The dead whale had a message in its tummy
When the world’s largest mammal was washed ashore on Juhu beach, Mumbai, millions across India read the news and talked, tweeted, updated their Facebook pages, and felt sorry for it. I searched on the Net for more news. The front page results on Google gave me a shock. It wasn’t just one whale in Juhu; there were over 40 in Tamil Nadu. Not only that, in the last two months many dead whales had floated across to shores around the globe including in cities across the United States, England, and Australia.
Puzzled, I searched for a reason and soon realised that the fishes that were dying on the shores were bringing a message for the human race. ‘The plastic that you have discarded over the years is accumulating in the oceans, mixing in our foods, and killing us. One day, it will get you too...’

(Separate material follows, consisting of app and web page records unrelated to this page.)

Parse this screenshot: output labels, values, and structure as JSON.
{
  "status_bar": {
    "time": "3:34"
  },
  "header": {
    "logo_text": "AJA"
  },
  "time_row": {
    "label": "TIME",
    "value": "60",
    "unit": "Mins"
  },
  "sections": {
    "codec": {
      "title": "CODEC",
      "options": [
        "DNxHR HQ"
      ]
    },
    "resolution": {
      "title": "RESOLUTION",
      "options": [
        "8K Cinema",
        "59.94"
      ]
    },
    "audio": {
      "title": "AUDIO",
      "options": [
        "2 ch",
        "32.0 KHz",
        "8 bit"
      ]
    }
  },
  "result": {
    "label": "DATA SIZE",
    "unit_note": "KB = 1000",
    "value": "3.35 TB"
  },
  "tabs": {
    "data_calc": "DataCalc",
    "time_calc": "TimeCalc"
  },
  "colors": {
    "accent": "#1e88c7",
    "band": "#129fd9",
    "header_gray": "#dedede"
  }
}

I read a bit more about plastic and learnt that a disturbing announcement was made by World Economic Forum (WEF), who found that almost a third of all the plastic used by humans leaked into the environment. If the plastic is not reused, recycled, put in landfill, or eaten by an animal, it ends up in the sea. The WEF report further said: ‘If no action is taken, the plastic in sea is expected to increase to two truck-fulls per minute by 2030 and four truck-fulls per minute by 2050. In a business-as-usual scenario, the ocean is expected to contain one tonne of plastic for every three tonnes of fish by 2025, and by 2050, more plastics than fish.’
Interestingly, we all know where this plastic is coming from. Plastics are used to make countless everyday products – from bottles to auto bumpers, from notebook covers to toys... almost every second thing in the house is plastic. Worse still, every household today is generating more plastic trash than ever, and very little of it gets recycled. Plastic bottles lying in the gutter, grocery bags tangled on tree branches, packed-food wrappers scuttling across the ground on a windy day are common-enough sights, especially in India. Most of us know that plastics and their by-products are littering our streets, roads, and waterways, contributing to health problems in humans and animals on land and life within the oceans. Plastics do not easily degrade. They may break down, but only into smaller pieces, which in fact is more dangerous.
Yet, even as we grapple with the threats from plastic to future generations, making a few simple lifestyle changes can be our bit towards saving the whale, the environment, and the human race in the long run. The best solution is to prevent more plastic from reaching the ocean, and it can be done only if the plastic waste is reduced at its source.
As consumers of multiple products, we may start becoming aware of packaging and buy items that use less of plastic. Skip the plastic bags, including zippered pouches, boxes, and trays used for foods and fruits. Invest in reusable water bottles and say no to straws. Talk to your child into avoiding plastic toys (they’ll love you for this when they grow up).
As we live in an era of convenience, we find it convenient to throw things away when we are done with them. However, we need to stop looking at plastic as disposable and need to view plastic items as durable things to hold on to, reuse, and recycle.